*** Material for this exercise ***

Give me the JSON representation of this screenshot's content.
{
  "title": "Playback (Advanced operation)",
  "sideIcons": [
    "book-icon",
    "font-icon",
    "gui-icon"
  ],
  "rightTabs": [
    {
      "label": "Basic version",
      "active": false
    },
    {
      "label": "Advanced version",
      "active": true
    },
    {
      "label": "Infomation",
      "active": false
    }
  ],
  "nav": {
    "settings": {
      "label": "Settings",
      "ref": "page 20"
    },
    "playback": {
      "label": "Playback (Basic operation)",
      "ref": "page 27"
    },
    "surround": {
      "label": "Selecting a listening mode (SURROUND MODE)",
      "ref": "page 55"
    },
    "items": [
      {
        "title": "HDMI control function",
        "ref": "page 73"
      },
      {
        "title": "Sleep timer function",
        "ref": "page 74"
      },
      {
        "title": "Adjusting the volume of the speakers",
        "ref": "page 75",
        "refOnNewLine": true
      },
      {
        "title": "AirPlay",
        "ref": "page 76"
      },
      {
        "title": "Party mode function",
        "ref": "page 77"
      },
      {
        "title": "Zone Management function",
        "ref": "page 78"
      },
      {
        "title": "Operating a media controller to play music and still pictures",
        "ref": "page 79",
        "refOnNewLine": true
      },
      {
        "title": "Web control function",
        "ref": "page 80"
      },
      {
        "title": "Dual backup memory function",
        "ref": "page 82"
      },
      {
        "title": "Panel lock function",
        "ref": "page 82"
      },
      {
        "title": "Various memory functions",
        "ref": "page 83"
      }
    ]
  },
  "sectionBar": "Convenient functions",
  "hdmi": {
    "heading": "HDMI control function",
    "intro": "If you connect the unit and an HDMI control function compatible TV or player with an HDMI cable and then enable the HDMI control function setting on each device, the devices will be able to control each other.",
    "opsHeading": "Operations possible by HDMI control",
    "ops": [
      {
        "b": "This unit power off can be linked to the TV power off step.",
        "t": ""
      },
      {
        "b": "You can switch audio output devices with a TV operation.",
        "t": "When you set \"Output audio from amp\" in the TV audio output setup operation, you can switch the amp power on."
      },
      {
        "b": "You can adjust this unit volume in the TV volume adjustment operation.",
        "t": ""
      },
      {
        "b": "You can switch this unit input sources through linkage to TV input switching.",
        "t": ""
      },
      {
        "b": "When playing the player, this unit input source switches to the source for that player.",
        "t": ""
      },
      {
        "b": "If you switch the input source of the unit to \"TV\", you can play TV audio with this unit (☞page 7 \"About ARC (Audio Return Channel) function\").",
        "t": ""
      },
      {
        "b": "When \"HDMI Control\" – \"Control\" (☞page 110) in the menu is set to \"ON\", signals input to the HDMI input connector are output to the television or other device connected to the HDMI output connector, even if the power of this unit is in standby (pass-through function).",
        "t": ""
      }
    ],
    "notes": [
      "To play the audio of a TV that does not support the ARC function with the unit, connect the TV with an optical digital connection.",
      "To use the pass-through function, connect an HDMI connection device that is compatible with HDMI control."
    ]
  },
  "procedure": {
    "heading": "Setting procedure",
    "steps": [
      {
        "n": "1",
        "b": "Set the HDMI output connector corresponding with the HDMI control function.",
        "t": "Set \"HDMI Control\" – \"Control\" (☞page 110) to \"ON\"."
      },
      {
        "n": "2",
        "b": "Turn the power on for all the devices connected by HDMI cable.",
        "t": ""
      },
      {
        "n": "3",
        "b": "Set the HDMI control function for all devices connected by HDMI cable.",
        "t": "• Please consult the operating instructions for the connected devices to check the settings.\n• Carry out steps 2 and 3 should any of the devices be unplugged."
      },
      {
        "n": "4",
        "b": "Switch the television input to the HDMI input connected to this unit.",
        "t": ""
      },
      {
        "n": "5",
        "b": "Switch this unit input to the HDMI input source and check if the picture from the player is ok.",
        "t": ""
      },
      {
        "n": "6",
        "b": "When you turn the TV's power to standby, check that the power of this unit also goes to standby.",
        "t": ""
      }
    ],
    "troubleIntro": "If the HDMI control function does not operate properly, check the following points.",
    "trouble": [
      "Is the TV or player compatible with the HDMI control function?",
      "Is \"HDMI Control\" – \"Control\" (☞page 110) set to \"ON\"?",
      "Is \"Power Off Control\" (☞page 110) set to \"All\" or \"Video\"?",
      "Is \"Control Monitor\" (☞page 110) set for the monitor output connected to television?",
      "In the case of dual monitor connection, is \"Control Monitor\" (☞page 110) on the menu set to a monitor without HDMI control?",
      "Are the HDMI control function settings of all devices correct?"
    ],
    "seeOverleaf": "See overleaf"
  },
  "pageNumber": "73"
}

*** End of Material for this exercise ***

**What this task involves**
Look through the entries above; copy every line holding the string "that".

**Your solution**
        "b": "When playing the player, this unit input source switches to the source for that player.",
      "To play the audio of a TV that does not support the ARC function with the unit, connect the TV with an optical digital connection.",
      "To use the pass-through function, connect an HDMI connection device that is compatible with HDMI control."
        "b": "When you turn the TV's power to standby, check that the power of this unit also goes to standby.",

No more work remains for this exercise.